The sensation of an itch is one we’re all familiar with. While some itchiness has an obvious cause, such as a mosquito bite, chickenpox, eczema, or an allergy, in many cases there is no particular reason for the itch. Scientists are not completely clear about why our bodies react the way they do and make the urge to scratch ourselves absolutely irresistible.
Itching (or pruritus, the correct medical term) can be a pretty unpleasant feeling, and the sensation can be all-consuming until relief is administered. Occasional mild to moderate itching is very common, and, in some cases, can be severe. Any area of the body can be affected by itching. However some areas may experience a more generalized all-over itch, or the itch may be localized in one particular part of the body, for example, the back.
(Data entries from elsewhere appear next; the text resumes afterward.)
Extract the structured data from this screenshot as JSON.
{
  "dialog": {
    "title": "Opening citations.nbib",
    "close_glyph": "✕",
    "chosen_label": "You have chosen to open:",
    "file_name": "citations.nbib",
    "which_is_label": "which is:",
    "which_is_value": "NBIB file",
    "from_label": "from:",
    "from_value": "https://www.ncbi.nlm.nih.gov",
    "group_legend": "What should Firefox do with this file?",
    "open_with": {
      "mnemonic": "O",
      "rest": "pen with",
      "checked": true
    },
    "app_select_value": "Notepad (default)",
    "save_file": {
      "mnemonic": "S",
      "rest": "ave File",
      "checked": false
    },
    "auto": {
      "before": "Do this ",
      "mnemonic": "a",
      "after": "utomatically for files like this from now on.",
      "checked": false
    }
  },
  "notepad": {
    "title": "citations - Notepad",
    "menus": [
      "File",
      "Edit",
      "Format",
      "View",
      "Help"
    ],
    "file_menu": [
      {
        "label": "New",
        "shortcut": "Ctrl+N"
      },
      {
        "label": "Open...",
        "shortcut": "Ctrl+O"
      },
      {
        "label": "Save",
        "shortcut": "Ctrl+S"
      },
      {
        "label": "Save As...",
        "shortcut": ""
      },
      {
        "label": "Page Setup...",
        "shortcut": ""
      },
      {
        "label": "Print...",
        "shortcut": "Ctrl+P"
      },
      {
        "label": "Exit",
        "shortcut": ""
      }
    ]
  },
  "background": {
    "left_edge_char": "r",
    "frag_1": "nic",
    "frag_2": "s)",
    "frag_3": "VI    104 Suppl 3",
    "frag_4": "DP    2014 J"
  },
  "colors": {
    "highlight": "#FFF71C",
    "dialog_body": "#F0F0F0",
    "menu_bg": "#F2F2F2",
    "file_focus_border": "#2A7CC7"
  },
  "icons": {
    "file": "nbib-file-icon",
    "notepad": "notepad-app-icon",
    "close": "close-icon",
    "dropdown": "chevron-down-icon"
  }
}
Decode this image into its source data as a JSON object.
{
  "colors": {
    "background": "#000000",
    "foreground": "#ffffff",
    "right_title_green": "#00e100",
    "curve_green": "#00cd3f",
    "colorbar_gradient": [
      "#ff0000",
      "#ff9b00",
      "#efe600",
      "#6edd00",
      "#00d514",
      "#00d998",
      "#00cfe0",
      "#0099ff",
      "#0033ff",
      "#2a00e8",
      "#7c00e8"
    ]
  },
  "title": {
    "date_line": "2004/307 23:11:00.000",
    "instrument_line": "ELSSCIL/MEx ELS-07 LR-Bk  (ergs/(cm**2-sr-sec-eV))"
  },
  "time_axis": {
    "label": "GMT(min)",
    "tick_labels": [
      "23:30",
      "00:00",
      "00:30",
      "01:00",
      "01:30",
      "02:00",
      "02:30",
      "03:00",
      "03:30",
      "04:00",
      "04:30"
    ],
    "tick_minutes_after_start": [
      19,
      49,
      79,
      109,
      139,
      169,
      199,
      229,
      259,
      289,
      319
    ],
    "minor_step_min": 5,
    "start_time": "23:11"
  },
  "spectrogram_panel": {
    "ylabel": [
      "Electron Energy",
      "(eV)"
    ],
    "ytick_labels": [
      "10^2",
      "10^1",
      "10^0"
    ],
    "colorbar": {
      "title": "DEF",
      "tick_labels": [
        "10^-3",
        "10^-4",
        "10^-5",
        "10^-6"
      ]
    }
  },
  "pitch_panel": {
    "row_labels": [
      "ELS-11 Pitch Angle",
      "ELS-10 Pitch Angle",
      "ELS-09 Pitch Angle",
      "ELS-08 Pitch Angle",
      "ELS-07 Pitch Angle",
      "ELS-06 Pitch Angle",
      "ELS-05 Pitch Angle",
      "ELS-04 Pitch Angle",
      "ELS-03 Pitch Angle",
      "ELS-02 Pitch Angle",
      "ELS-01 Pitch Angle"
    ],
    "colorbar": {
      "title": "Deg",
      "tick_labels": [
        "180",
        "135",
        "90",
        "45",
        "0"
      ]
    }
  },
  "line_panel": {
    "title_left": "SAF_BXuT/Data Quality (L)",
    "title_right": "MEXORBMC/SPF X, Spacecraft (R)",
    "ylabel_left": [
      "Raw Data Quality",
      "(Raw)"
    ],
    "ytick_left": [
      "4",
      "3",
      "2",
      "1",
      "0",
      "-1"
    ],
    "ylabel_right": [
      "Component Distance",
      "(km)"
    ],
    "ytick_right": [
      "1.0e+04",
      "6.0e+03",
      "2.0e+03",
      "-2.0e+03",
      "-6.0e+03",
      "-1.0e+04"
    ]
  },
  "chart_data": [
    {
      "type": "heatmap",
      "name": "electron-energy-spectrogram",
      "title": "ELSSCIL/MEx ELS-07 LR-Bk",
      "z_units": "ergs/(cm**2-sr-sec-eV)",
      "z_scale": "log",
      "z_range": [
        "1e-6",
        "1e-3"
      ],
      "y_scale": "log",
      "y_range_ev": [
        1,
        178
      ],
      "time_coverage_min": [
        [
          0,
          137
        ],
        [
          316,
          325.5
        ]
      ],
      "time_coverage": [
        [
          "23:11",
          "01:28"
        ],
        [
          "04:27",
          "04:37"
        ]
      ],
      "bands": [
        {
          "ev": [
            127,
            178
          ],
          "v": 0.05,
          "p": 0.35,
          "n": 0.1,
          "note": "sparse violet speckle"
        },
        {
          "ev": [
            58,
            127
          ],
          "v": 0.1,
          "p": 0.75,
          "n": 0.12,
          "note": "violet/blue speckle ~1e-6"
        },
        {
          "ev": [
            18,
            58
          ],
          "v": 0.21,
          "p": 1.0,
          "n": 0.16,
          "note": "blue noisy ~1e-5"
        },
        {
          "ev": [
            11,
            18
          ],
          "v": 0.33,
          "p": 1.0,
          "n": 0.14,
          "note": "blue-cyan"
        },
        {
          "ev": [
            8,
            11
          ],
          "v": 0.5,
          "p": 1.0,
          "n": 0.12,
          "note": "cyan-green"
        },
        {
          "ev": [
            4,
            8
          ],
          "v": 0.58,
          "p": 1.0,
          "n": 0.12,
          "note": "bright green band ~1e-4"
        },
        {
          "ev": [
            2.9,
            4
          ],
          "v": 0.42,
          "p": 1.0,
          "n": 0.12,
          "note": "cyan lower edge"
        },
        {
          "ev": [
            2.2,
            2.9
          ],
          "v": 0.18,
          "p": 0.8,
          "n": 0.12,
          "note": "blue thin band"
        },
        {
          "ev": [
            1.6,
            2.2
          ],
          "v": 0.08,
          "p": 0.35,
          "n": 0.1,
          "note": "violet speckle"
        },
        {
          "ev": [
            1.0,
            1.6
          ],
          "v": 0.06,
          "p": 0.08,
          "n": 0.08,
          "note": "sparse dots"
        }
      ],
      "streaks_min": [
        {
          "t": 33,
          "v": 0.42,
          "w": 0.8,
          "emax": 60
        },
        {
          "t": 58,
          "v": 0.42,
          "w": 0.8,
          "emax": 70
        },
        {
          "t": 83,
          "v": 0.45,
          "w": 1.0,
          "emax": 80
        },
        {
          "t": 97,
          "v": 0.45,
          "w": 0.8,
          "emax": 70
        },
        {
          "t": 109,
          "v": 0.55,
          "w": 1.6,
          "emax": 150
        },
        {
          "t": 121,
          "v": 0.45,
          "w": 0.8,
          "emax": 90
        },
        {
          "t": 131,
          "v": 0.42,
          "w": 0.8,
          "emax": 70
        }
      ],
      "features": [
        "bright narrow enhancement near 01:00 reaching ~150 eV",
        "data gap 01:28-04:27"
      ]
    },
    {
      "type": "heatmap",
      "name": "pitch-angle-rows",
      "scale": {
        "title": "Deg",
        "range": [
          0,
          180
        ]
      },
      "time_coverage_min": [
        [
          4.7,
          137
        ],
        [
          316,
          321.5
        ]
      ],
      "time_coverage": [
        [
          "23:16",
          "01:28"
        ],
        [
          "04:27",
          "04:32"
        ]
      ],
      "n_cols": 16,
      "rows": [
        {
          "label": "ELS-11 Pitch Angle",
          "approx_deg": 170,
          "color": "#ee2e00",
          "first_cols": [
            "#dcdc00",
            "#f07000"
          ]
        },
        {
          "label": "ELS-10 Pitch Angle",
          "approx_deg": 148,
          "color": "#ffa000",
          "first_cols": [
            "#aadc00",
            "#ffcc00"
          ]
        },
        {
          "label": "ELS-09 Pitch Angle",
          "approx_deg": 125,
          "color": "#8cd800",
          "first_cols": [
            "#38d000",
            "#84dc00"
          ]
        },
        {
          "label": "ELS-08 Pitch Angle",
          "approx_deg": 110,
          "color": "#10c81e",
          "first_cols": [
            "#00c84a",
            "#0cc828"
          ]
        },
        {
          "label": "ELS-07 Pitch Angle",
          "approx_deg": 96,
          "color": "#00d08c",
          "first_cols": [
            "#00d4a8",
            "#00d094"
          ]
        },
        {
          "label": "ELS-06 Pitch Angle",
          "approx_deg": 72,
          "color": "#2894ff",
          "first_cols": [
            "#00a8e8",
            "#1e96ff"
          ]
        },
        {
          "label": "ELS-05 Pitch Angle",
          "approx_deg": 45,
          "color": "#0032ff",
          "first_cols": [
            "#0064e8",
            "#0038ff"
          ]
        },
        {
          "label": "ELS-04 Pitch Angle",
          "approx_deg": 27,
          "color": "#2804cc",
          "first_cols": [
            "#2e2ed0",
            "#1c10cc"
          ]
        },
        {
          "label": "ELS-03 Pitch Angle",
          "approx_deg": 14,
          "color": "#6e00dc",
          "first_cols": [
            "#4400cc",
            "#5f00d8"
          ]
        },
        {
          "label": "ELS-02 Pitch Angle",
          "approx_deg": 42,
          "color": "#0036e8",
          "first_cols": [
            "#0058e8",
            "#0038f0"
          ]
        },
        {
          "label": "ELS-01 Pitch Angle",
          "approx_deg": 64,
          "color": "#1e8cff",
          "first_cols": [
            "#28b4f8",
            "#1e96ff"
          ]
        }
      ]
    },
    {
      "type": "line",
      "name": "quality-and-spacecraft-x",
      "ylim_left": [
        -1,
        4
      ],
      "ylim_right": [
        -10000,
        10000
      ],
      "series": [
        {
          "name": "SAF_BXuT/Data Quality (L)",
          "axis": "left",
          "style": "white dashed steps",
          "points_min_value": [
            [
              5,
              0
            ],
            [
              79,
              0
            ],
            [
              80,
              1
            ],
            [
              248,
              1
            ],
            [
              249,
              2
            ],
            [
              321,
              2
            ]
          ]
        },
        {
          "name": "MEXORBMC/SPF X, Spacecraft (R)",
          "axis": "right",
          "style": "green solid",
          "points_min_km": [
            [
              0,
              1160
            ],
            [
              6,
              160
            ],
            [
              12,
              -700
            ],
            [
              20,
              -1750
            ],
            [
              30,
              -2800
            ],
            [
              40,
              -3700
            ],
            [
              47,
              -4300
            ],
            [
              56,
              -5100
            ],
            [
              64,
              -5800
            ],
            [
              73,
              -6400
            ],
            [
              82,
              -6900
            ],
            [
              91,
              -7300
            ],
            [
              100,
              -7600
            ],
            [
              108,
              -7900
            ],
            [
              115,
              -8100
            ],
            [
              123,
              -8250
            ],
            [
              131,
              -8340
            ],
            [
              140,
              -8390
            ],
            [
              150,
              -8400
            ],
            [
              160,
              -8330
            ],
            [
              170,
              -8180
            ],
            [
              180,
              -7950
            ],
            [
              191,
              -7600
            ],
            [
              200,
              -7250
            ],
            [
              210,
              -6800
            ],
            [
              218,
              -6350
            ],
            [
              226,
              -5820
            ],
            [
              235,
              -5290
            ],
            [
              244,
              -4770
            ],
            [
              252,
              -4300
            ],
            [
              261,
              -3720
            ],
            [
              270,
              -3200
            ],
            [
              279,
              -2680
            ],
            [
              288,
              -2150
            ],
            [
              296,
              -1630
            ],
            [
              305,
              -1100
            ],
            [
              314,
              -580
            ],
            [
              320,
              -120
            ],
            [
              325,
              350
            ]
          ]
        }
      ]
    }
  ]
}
Itchiness is, without doubt, an extremely irritating phenomenon, but it did have a key purpose to play in our evolution. Our ancestors will have learned pretty quickly to avoid biting insects or poison ivy once they realized the unpleasant effects after encountering such hazards.
However, putting aside cases where there is a clear case of cause and effect, it is undeniable that countless people all over the world suffer from a chronic itch, the cause of which is undetermined and this can potentially impact their quality of life. Itchiness by its very nature simply cannot be ignored and even mild cases can be very distracting and debilitating. Trying to find a solution to stop the itches can be an endless task.
The physiological process that causes us to itch is the result of a well-orchestrated system comprising of circuits, cells and molecules that work together to pass messages from the skin to the brain. In the same way, lightning-fast messages travel along the same pathway that enables us to feel temperature, pain or touch. However, when the message received by our brain is ‘an itch’ command and there is no obvious cause, it can be tricky to know exactly how to react. The go-to solution offered by a doctor will often be an antihistamine, to calm any allergic inflammation. As many itches are not triggered by an allergy, this can leave the sufferer in limbo, merrily itching away unsure how to stop the irritation and potentially inflicting damage to the outside layers of the skin.
The holy grail of itches – an itchy back that desperately needs scratching – has traditionally meant an appeal to our nearest and dearest to 'please' help us out. If no one is available (or willing!) to assist, many of us have to contort ourselves into a succession of precarious but potentially dangerous poses as we desperately flail about trying to reach that elusive itch that. The itch, of course, mysteriously moves as soon as we think we’ve got it covered.
The pure bliss of successfully reaching and then subduing an itch is hard to beat. A good quality backscratcher is such an essential piece of kit. Investing in a BackBliss backscratcher means that you can be utterly certain of one thing – the scratch will always triumph over the itch.